What is required -
Only a number is required: how many lines of the material contain the word "subtitle"?
Start of Extracted records
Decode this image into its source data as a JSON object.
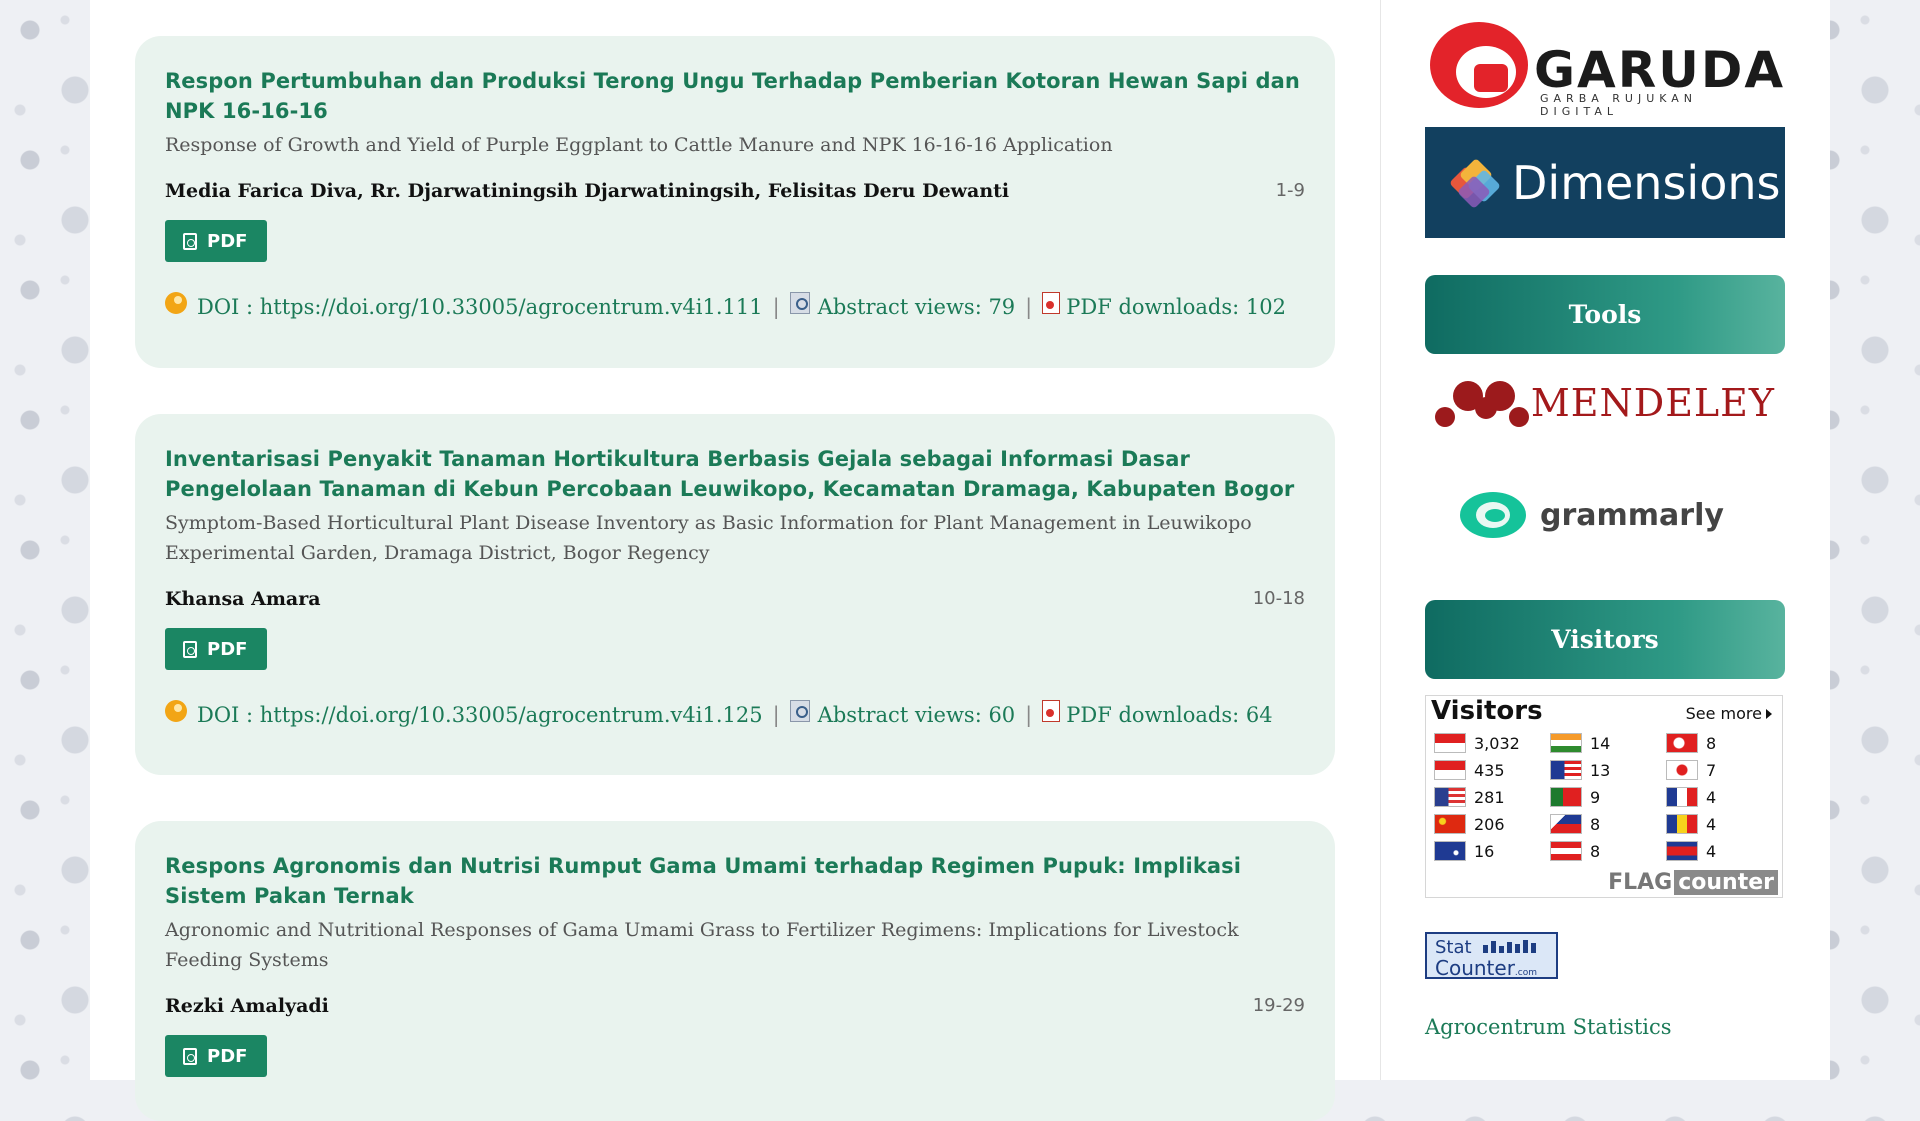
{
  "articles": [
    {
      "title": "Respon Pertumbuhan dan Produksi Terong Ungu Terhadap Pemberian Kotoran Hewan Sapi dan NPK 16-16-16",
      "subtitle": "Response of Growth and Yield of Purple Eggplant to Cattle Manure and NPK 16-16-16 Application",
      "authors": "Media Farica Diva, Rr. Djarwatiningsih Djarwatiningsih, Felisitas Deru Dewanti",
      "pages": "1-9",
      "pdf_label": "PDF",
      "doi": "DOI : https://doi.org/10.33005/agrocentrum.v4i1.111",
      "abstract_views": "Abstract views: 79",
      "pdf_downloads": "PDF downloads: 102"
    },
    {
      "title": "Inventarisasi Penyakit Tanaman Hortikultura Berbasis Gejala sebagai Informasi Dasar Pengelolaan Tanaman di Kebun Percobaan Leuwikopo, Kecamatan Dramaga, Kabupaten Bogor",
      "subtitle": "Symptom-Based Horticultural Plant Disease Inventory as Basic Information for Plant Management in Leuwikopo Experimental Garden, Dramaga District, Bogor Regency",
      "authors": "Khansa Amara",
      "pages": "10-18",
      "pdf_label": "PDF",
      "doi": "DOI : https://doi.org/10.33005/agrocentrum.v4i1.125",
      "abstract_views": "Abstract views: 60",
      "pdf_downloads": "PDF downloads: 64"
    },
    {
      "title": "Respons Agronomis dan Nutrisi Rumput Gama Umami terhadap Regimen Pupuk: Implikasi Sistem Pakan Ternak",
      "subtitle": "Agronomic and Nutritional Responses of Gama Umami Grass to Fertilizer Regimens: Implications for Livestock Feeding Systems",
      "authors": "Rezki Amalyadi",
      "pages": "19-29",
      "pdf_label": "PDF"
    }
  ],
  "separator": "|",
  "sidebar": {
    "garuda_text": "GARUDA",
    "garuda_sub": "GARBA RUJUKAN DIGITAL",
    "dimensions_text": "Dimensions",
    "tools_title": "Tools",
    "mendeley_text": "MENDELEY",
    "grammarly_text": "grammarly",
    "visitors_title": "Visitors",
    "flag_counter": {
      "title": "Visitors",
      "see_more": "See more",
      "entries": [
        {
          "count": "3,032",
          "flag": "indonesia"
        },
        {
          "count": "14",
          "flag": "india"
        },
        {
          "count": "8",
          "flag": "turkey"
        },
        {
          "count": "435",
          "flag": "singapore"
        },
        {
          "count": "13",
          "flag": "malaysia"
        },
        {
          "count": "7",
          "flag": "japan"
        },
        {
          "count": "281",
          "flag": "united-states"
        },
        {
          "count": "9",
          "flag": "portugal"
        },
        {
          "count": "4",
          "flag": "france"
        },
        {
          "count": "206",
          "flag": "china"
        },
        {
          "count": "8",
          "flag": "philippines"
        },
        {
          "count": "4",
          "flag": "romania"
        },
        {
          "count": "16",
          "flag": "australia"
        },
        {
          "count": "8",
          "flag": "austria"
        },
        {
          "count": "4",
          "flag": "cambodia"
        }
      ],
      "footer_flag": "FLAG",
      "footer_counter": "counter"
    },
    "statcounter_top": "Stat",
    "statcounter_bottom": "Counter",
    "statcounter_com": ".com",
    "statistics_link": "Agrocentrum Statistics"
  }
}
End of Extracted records
The completed task -
3